*** MATERIALS PROVIDED Section Begins ***

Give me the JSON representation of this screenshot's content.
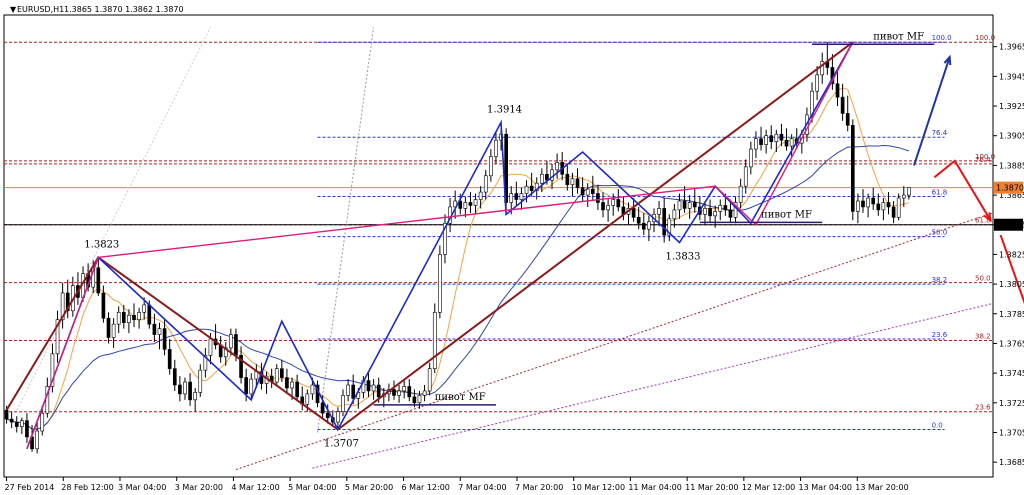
{
  "chart_data": {
    "type": "candlestick",
    "title": "EURUSD,H1  1.3865 1.3870 1.3862 1.3870",
    "symbol": "EURUSD,H1",
    "ohlc_header": "1.3865 1.3870 1.3862 1.3870",
    "ylim": [
      1.3675,
      1.3985
    ],
    "y_ticks": [
      "1.3965",
      "1.3945",
      "1.3925",
      "1.3905",
      "1.3885",
      "1.3865",
      "1.3845",
      "1.3825",
      "1.3805",
      "1.3785",
      "1.3765",
      "1.3745",
      "1.3725",
      "1.3705",
      "1.3685"
    ],
    "x_ticks": [
      "27 Feb 2014",
      "28 Feb 12:00",
      "3 Mar 04:00",
      "3 Mar 20:00",
      "4 Mar 12:00",
      "5 Mar 04:00",
      "5 Mar 20:00",
      "6 Mar 12:00",
      "7 Mar 04:00",
      "7 Mar 20:00",
      "10 Mar 12:00",
      "11 Mar 04:00",
      "11 Mar 20:00",
      "12 Mar 12:00",
      "13 Mar 04:00",
      "13 Mar 20:00"
    ],
    "current_price": {
      "value": 1.387,
      "label": "1.3870"
    },
    "marked_price": {
      "value": 1.3845,
      "label": "1.3845"
    },
    "swing_labels": [
      {
        "text": "1.3823",
        "price": 1.3823,
        "bar": 18
      },
      {
        "text": "1.3914",
        "price": 1.3914,
        "bar": 97
      },
      {
        "text": "1.3707",
        "price": 1.3707,
        "bar": 65
      },
      {
        "text": "1.3833",
        "price": 1.3833,
        "bar": 132
      }
    ],
    "pivot_labels": [
      {
        "text": "пивот MF",
        "price": 1.397,
        "bar": 170
      },
      {
        "text": "пивот MF",
        "price": 1.385,
        "bar": 148
      },
      {
        "text": "пивот MF",
        "price": 1.3727,
        "bar": 84
      }
    ],
    "fib_blue": [
      {
        "label": "100.0",
        "price": 1.3968
      },
      {
        "label": "76.4",
        "price": 1.3904
      },
      {
        "label": "61.8",
        "price": 1.3864
      },
      {
        "label": "50.0",
        "price": 1.3837
      },
      {
        "label": "38.2",
        "price": 1.3805
      },
      {
        "label": "23.6",
        "price": 1.3768
      },
      {
        "label": "0.0",
        "price": 1.3707
      }
    ],
    "fib_red": [
      {
        "label": "100.0",
        "price": 1.3968
      },
      {
        "label": "100.0",
        "price": 1.3888
      },
      {
        "label": "76.4",
        "price": 1.3886
      },
      {
        "label": "61.8",
        "price": 1.3845
      },
      {
        "label": "50.0",
        "price": 1.3806
      },
      {
        "label": "38.2",
        "price": 1.3767
      },
      {
        "label": "23.6",
        "price": 1.3719
      }
    ],
    "bars": [
      [
        1.372,
        1.3723,
        1.3711,
        1.3714
      ],
      [
        1.3714,
        1.3719,
        1.3708,
        1.3712
      ],
      [
        1.3712,
        1.3716,
        1.3705,
        1.3709
      ],
      [
        1.3709,
        1.3715,
        1.3704,
        1.3713
      ],
      [
        1.3713,
        1.3718,
        1.3698,
        1.3702
      ],
      [
        1.3702,
        1.371,
        1.3692,
        1.3694
      ],
      [
        1.3694,
        1.3712,
        1.3691,
        1.3706
      ],
      [
        1.3706,
        1.3723,
        1.3703,
        1.3718
      ],
      [
        1.3718,
        1.3742,
        1.3715,
        1.3736
      ],
      [
        1.3736,
        1.3765,
        1.3732,
        1.3758
      ],
      [
        1.3758,
        1.3787,
        1.3752,
        1.3781
      ],
      [
        1.3781,
        1.3806,
        1.3775,
        1.3799
      ],
      [
        1.3799,
        1.3808,
        1.3782,
        1.3787
      ],
      [
        1.3787,
        1.381,
        1.3783,
        1.3804
      ],
      [
        1.3804,
        1.3813,
        1.3791,
        1.3796
      ],
      [
        1.3796,
        1.3817,
        1.3793,
        1.3812
      ],
      [
        1.3812,
        1.3819,
        1.38,
        1.3803
      ],
      [
        1.3803,
        1.3821,
        1.3799,
        1.3816
      ],
      [
        1.3816,
        1.3823,
        1.3797,
        1.3799
      ],
      [
        1.3799,
        1.3804,
        1.3779,
        1.3782
      ],
      [
        1.3782,
        1.3786,
        1.3765,
        1.3769
      ],
      [
        1.3769,
        1.3782,
        1.3762,
        1.3778
      ],
      [
        1.3778,
        1.379,
        1.3772,
        1.3786
      ],
      [
        1.3786,
        1.3791,
        1.3775,
        1.3779
      ],
      [
        1.3779,
        1.3788,
        1.3772,
        1.3784
      ],
      [
        1.3784,
        1.3792,
        1.3776,
        1.3781
      ],
      [
        1.3781,
        1.3789,
        1.3775,
        1.3786
      ],
      [
        1.3786,
        1.3796,
        1.3781,
        1.3791
      ],
      [
        1.3791,
        1.3794,
        1.3775,
        1.3778
      ],
      [
        1.3778,
        1.3785,
        1.3766,
        1.3771
      ],
      [
        1.3771,
        1.3779,
        1.3761,
        1.3775
      ],
      [
        1.3775,
        1.3781,
        1.3757,
        1.3761
      ],
      [
        1.3761,
        1.3768,
        1.3744,
        1.3748
      ],
      [
        1.3748,
        1.3754,
        1.3733,
        1.3737
      ],
      [
        1.3737,
        1.3743,
        1.3726,
        1.3731
      ],
      [
        1.3731,
        1.3742,
        1.3727,
        1.3739
      ],
      [
        1.3739,
        1.3745,
        1.3723,
        1.3727
      ],
      [
        1.3727,
        1.3735,
        1.3719,
        1.3732
      ],
      [
        1.3732,
        1.3751,
        1.3729,
        1.3747
      ],
      [
        1.3747,
        1.3762,
        1.3742,
        1.3757
      ],
      [
        1.3757,
        1.3772,
        1.3751,
        1.3768
      ],
      [
        1.3768,
        1.3778,
        1.3761,
        1.3764
      ],
      [
        1.3764,
        1.377,
        1.3752,
        1.3756
      ],
      [
        1.3756,
        1.3766,
        1.375,
        1.3762
      ],
      [
        1.3762,
        1.3775,
        1.3757,
        1.3771
      ],
      [
        1.3771,
        1.3775,
        1.3753,
        1.3757
      ],
      [
        1.3757,
        1.3763,
        1.3738,
        1.3742
      ],
      [
        1.3742,
        1.3748,
        1.3726,
        1.3731
      ],
      [
        1.3731,
        1.3745,
        1.3727,
        1.3741
      ],
      [
        1.3741,
        1.3751,
        1.3735,
        1.3746
      ],
      [
        1.3746,
        1.3752,
        1.3734,
        1.3738
      ],
      [
        1.3738,
        1.3746,
        1.3731,
        1.3743
      ],
      [
        1.3743,
        1.3748,
        1.3735,
        1.3739
      ],
      [
        1.3739,
        1.3751,
        1.3736,
        1.3748
      ],
      [
        1.3748,
        1.3754,
        1.3739,
        1.3742
      ],
      [
        1.3742,
        1.3748,
        1.3731,
        1.3735
      ],
      [
        1.3735,
        1.3742,
        1.3727,
        1.3739
      ],
      [
        1.3739,
        1.3744,
        1.3726,
        1.3729
      ],
      [
        1.3729,
        1.3736,
        1.372,
        1.3724
      ],
      [
        1.3724,
        1.3734,
        1.3719,
        1.3731
      ],
      [
        1.3731,
        1.3742,
        1.3727,
        1.3737
      ],
      [
        1.3737,
        1.374,
        1.3722,
        1.3725
      ],
      [
        1.3725,
        1.373,
        1.3714,
        1.3718
      ],
      [
        1.3718,
        1.3724,
        1.3711,
        1.3715
      ],
      [
        1.3715,
        1.372,
        1.3709,
        1.3712
      ],
      [
        1.3712,
        1.3722,
        1.3707,
        1.3719
      ],
      [
        1.3719,
        1.3734,
        1.3716,
        1.373
      ],
      [
        1.373,
        1.3741,
        1.3726,
        1.3737
      ],
      [
        1.3737,
        1.3744,
        1.3724,
        1.3728
      ],
      [
        1.3728,
        1.3735,
        1.3721,
        1.3732
      ],
      [
        1.3732,
        1.3743,
        1.3728,
        1.374
      ],
      [
        1.374,
        1.3745,
        1.3729,
        1.3733
      ],
      [
        1.3733,
        1.3741,
        1.3727,
        1.3737
      ],
      [
        1.3737,
        1.3742,
        1.3725,
        1.3729
      ],
      [
        1.3729,
        1.3735,
        1.3722,
        1.3731
      ],
      [
        1.3731,
        1.3738,
        1.3726,
        1.3734
      ],
      [
        1.3734,
        1.374,
        1.3727,
        1.373
      ],
      [
        1.373,
        1.3737,
        1.3725,
        1.3733
      ],
      [
        1.3733,
        1.374,
        1.3728,
        1.3736
      ],
      [
        1.3736,
        1.3741,
        1.3726,
        1.3729
      ],
      [
        1.3729,
        1.3734,
        1.3722,
        1.3725
      ],
      [
        1.3725,
        1.3733,
        1.3721,
        1.373
      ],
      [
        1.373,
        1.3737,
        1.3726,
        1.3733
      ],
      [
        1.3733,
        1.3752,
        1.373,
        1.3748
      ],
      [
        1.3748,
        1.3792,
        1.3745,
        1.3786
      ],
      [
        1.3786,
        1.3831,
        1.3782,
        1.3825
      ],
      [
        1.3825,
        1.3852,
        1.3819,
        1.3846
      ],
      [
        1.3846,
        1.3863,
        1.384,
        1.3857
      ],
      [
        1.3857,
        1.3868,
        1.3849,
        1.3861
      ],
      [
        1.3861,
        1.3866,
        1.3852,
        1.3856
      ],
      [
        1.3856,
        1.3864,
        1.385,
        1.386
      ],
      [
        1.386,
        1.3867,
        1.3853,
        1.3858
      ],
      [
        1.3858,
        1.3866,
        1.3852,
        1.3862
      ],
      [
        1.3862,
        1.3871,
        1.3856,
        1.3867
      ],
      [
        1.3867,
        1.3882,
        1.3862,
        1.3878
      ],
      [
        1.3878,
        1.3896,
        1.3874,
        1.3891
      ],
      [
        1.3891,
        1.3908,
        1.3886,
        1.3902
      ],
      [
        1.3902,
        1.3914,
        1.3895,
        1.3906
      ],
      [
        1.3906,
        1.391,
        1.3855,
        1.386
      ],
      [
        1.386,
        1.3871,
        1.3852,
        1.3866
      ],
      [
        1.3866,
        1.3874,
        1.3858,
        1.3862
      ],
      [
        1.3862,
        1.387,
        1.3855,
        1.3866
      ],
      [
        1.3866,
        1.3875,
        1.386,
        1.3871
      ],
      [
        1.3871,
        1.388,
        1.3864,
        1.3868
      ],
      [
        1.3868,
        1.3877,
        1.3862,
        1.3873
      ],
      [
        1.3873,
        1.3883,
        1.3867,
        1.3879
      ],
      [
        1.3879,
        1.3888,
        1.3872,
        1.3875
      ],
      [
        1.3875,
        1.3886,
        1.3869,
        1.3882
      ],
      [
        1.3882,
        1.3893,
        1.3876,
        1.3887
      ],
      [
        1.3887,
        1.3894,
        1.3875,
        1.3879
      ],
      [
        1.3879,
        1.3886,
        1.3868,
        1.3872
      ],
      [
        1.3872,
        1.388,
        1.3864,
        1.3876
      ],
      [
        1.3876,
        1.3883,
        1.3866,
        1.387
      ],
      [
        1.387,
        1.3877,
        1.3861,
        1.3865
      ],
      [
        1.3865,
        1.3873,
        1.3857,
        1.3869
      ],
      [
        1.3869,
        1.3878,
        1.3862,
        1.3866
      ],
      [
        1.3866,
        1.3872,
        1.3855,
        1.386
      ],
      [
        1.386,
        1.3867,
        1.385,
        1.3855
      ],
      [
        1.3855,
        1.3863,
        1.3847,
        1.3858
      ],
      [
        1.3858,
        1.3866,
        1.3851,
        1.3862
      ],
      [
        1.3862,
        1.3869,
        1.3854,
        1.3857
      ],
      [
        1.3857,
        1.3864,
        1.3848,
        1.3852
      ],
      [
        1.3852,
        1.386,
        1.3845,
        1.3856
      ],
      [
        1.3856,
        1.3863,
        1.3847,
        1.385
      ],
      [
        1.385,
        1.3857,
        1.3842,
        1.3846
      ],
      [
        1.3846,
        1.3853,
        1.3838,
        1.3842
      ],
      [
        1.3842,
        1.3851,
        1.3834,
        1.3847
      ],
      [
        1.3847,
        1.3856,
        1.384,
        1.3852
      ],
      [
        1.3852,
        1.3861,
        1.3844,
        1.3856
      ],
      [
        1.3856,
        1.3863,
        1.3833,
        1.3838
      ],
      [
        1.3838,
        1.3852,
        1.3834,
        1.3849
      ],
      [
        1.3849,
        1.3859,
        1.3843,
        1.3855
      ],
      [
        1.3855,
        1.3866,
        1.3849,
        1.3861
      ],
      [
        1.3861,
        1.3871,
        1.3853,
        1.3856
      ],
      [
        1.3856,
        1.3865,
        1.3849,
        1.386
      ],
      [
        1.386,
        1.3869,
        1.3853,
        1.3857
      ],
      [
        1.3857,
        1.3864,
        1.3848,
        1.3852
      ],
      [
        1.3852,
        1.386,
        1.3845,
        1.3856
      ],
      [
        1.3856,
        1.3862,
        1.3847,
        1.3851
      ],
      [
        1.3851,
        1.3858,
        1.3843,
        1.3854
      ],
      [
        1.3854,
        1.3862,
        1.3848,
        1.3858
      ],
      [
        1.3858,
        1.3866,
        1.3851,
        1.3855
      ],
      [
        1.3855,
        1.3862,
        1.3847,
        1.385
      ],
      [
        1.385,
        1.3864,
        1.3846,
        1.386
      ],
      [
        1.386,
        1.3876,
        1.3856,
        1.3871
      ],
      [
        1.3871,
        1.3889,
        1.3866,
        1.3884
      ],
      [
        1.3884,
        1.3901,
        1.3879,
        1.3896
      ],
      [
        1.3896,
        1.3908,
        1.389,
        1.3903
      ],
      [
        1.3903,
        1.3911,
        1.3895,
        1.3899
      ],
      [
        1.3899,
        1.3909,
        1.3893,
        1.3905
      ],
      [
        1.3905,
        1.3912,
        1.3896,
        1.3901
      ],
      [
        1.3901,
        1.3909,
        1.3894,
        1.3906
      ],
      [
        1.3906,
        1.3913,
        1.3898,
        1.3902
      ],
      [
        1.3902,
        1.391,
        1.3895,
        1.3898
      ],
      [
        1.3898,
        1.3906,
        1.3891,
        1.3903
      ],
      [
        1.3903,
        1.391,
        1.3896,
        1.39
      ],
      [
        1.39,
        1.3909,
        1.3893,
        1.3906
      ],
      [
        1.3906,
        1.3924,
        1.3901,
        1.3919
      ],
      [
        1.3919,
        1.3941,
        1.3914,
        1.3935
      ],
      [
        1.3935,
        1.3952,
        1.3929,
        1.3946
      ],
      [
        1.3946,
        1.3961,
        1.394,
        1.3955
      ],
      [
        1.3955,
        1.3968,
        1.3946,
        1.3951
      ],
      [
        1.3951,
        1.396,
        1.3936,
        1.394
      ],
      [
        1.394,
        1.395,
        1.3925,
        1.3931
      ],
      [
        1.3931,
        1.394,
        1.3915,
        1.392
      ],
      [
        1.392,
        1.3932,
        1.3908,
        1.3912
      ],
      [
        1.3912,
        1.3916,
        1.3848,
        1.3854
      ],
      [
        1.3854,
        1.3866,
        1.3846,
        1.3861
      ],
      [
        1.3861,
        1.3869,
        1.3853,
        1.3857
      ],
      [
        1.3857,
        1.3866,
        1.385,
        1.3863
      ],
      [
        1.3863,
        1.387,
        1.3855,
        1.3859
      ],
      [
        1.3859,
        1.3866,
        1.3851,
        1.3855
      ],
      [
        1.3855,
        1.3863,
        1.3848,
        1.386
      ],
      [
        1.386,
        1.3867,
        1.3852,
        1.3857
      ],
      [
        1.3857,
        1.3861,
        1.3846,
        1.385
      ],
      [
        1.385,
        1.3866,
        1.3848,
        1.3863
      ],
      [
        1.3863,
        1.3871,
        1.3857,
        1.3865
      ],
      [
        1.3865,
        1.387,
        1.3862,
        1.387
      ]
    ],
    "zigzag_blue": [
      [
        4,
        1.3694
      ],
      [
        18,
        1.3823
      ],
      [
        48,
        1.3727
      ],
      [
        54,
        1.378
      ],
      [
        65,
        1.3707
      ],
      [
        97,
        1.3914
      ],
      [
        98,
        1.3852
      ],
      [
        113,
        1.3894
      ],
      [
        132,
        1.3833
      ],
      [
        139,
        1.3871
      ],
      [
        146,
        1.3846
      ],
      [
        166,
        1.3968
      ]
    ],
    "zigzag_darkred": [
      [
        0,
        1.372
      ],
      [
        18,
        1.3823
      ],
      [
        65,
        1.3707
      ],
      [
        166,
        1.3968
      ]
    ],
    "zigzag_pink": [
      [
        4,
        1.3694
      ],
      [
        18,
        1.3823
      ],
      [
        139,
        1.3871
      ],
      [
        147,
        1.3845
      ],
      [
        166,
        1.3968
      ]
    ],
    "forecast_arrows": [
      {
        "color": "#2233aa",
        "from": [
          178,
          1.3885
        ],
        "to": [
          185,
          1.3958
        ]
      },
      {
        "color": "#ee1111",
        "from": [
          182,
          1.3877
        ],
        "mid": [
          186,
          1.3888
        ],
        "to": [
          193,
          1.3848
        ]
      },
      {
        "color": "#ee1111",
        "from": [
          195,
          1.3838
        ],
        "to": [
          202,
          1.377
        ]
      }
    ],
    "colors": {
      "candle": "#000000",
      "ma_fast": "#f4a340",
      "ma_slow": "#3344aa",
      "fib_blue": "#2233ee",
      "fib_red": "#aa2222",
      "price_line": "#f08030",
      "trend_line_red": "#aa2233",
      "trend_line_purple": "#aa33cc"
    }
  }
}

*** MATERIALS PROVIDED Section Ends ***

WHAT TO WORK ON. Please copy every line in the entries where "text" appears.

RESULT OF THIS EXERCISE.
        "text": "1.3823",
        "text": "1.3914",
        "text": "1.3707",
        "text": "1.3833",
        "text": "пивот MF",
        "text": "пивот MF",
        "text": "пивот MF",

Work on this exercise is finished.